Next came Q & A
Mayor Ballard was asked if the City would be back in the same position 3 years from now. Ballard ducked the question. When asked how the operations will be changed so that it is more profitable, both Mayor Ballard and Morris said that Conseco Fieldhouse was being utilized as best as possible and there wouldn't be any changes. That reminded me of Mayor Ballard's bailout of the CIB when he decided to raise taxes for the CIB without making any demands for changes in its operation.
Mayor Ballard said that the Pacers didn't get all they wanted since it costs $14 to $18 million to operate the building and they only got $10 million per year.
Abdul of WXNT was asked about penalties under the current contract should the Pacers have broken it. Abdul mentioned the penalty was mentioned as being between $50 million and $150 million. Morris, looking very uncomfortable, responded that it was "substantially less" than those figures. No follow-up question to pin him down was asked. Morris undoubtedly knows the penalty would be close to $150 million. So much for the "honesty and integrity" Lathrop claimed was involved in the proces.

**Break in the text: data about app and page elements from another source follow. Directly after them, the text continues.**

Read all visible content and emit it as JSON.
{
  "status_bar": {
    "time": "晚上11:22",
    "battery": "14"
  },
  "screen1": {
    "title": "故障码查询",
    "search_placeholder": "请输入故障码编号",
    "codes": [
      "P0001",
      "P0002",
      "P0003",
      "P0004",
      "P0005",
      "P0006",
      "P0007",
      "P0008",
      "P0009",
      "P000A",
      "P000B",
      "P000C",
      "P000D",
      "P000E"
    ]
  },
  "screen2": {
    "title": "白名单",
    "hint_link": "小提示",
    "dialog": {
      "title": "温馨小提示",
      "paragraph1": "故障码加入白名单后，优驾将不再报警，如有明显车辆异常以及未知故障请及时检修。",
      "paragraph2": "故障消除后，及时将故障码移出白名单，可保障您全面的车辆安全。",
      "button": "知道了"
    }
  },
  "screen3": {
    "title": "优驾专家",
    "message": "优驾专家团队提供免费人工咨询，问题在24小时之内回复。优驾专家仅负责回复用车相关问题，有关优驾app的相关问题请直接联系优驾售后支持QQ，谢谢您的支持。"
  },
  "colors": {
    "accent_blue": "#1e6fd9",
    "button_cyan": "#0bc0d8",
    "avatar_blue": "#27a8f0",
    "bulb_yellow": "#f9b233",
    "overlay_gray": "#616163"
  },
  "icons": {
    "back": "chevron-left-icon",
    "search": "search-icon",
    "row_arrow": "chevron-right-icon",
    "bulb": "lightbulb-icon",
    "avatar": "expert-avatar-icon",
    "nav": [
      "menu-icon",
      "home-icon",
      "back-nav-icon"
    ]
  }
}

A further lack of honesty and integrity was evident in Morris' next answer. Morris denied any such offers from other cities wanting the Pacers, but said that if he did get those offers he could have moved the team right away. The suggestion is a bald-faced lie. The contract is crystal clear that the Simons have no right to pick up and relocate the team during the 20 year life span of the contract. The only way the contract can be broken is: 1) the team losing money; 2) the team being sold; and 3) the team relocating out of town.
Being at that news conference illustrated the problem with how our City is run. The room was filled with the downtown elite, the people who run this City and regardless of whether the Mayor is a Republican or a Democrat. Those people are nothing but parasites, living off the blood of taxpayers. We need real leadership in Indy who will finally kick these parasites to the curb.